Months later, in October that year, the U.S. Securities and Exchange Commission (SEC) and the Commodity Futures Trading Commission (CFTC) issued a joint report detailing their findings on the causes of the Flash Crash. An unnamed mutual fund, suspected by many to have been Waddell & Reed, sold a large number of E-mini S&P contracts. This eliminated liquidity on the buy-side and placed a large number of contracts in the hands of High Frequency Traders (HFTs). The quantitative, computerized trading systems of HFTs then began aggressively selling down equities and futures contracts, causing the downward spiral in asset prices. As these computerized trading systems detected unusually high trading volumes, many automatically shut down. Liquidity vanished, resulting in abnormal pricing. Accenture, for example, dropped from $40 to $0.01 within a minute. A series of 5 second trading pauses at the Chicago Mercantile Exchange was triggered by all the unusual trading activity. This allowed prices to eventually stabilize and recover.
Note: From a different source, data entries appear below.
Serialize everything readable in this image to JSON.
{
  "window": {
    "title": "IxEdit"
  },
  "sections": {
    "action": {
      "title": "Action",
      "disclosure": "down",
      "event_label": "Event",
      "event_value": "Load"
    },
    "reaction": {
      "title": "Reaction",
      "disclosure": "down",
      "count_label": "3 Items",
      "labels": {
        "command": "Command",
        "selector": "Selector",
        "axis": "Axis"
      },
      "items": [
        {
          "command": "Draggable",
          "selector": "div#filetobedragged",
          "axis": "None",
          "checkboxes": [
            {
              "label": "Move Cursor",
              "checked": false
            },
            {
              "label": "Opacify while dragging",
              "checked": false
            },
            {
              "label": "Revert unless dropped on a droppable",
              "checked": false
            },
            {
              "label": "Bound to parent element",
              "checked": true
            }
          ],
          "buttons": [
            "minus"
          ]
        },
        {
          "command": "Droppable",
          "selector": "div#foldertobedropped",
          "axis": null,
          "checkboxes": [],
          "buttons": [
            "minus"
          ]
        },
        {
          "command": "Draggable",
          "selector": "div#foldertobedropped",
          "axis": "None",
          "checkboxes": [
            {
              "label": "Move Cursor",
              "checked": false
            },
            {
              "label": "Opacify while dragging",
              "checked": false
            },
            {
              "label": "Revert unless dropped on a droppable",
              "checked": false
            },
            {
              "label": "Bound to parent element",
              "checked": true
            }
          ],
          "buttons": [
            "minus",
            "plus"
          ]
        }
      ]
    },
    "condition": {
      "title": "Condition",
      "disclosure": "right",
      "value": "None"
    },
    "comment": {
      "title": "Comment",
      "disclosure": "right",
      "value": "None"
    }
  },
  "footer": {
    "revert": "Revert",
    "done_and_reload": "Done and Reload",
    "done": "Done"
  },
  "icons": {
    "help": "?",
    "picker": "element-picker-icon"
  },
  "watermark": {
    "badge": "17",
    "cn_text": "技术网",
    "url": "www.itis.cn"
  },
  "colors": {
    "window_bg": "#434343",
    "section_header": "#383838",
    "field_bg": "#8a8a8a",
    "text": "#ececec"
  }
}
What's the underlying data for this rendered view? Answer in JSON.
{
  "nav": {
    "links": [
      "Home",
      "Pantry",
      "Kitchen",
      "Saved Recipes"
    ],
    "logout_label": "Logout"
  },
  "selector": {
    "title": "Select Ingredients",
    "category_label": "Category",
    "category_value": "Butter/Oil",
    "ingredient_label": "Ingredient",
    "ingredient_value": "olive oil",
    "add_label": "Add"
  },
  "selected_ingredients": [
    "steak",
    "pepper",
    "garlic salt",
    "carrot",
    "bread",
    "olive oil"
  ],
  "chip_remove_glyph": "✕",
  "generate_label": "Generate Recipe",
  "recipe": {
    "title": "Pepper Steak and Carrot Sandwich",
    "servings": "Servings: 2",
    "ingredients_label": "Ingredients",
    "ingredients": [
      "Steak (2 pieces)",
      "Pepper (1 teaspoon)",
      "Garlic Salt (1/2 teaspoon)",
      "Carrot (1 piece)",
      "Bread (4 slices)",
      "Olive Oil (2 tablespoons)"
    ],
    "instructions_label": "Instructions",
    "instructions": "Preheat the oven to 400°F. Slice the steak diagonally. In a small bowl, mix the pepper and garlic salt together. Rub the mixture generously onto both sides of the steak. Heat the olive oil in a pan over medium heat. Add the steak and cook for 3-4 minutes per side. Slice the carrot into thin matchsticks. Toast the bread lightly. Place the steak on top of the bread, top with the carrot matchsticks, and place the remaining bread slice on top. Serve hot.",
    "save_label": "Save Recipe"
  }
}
The SEC has since installed “circuit breakers” to avert a repeat of the Flash Crash. These circuit breakers temporarily halt trading in select, widely owned stocks when their prices become overly volatile. The idea is to bring to the attention of market participants the fast-changing price of the security. In theory, the trading pause gives traders time to reassess the prevailing market price, and it should also help restore liquidity.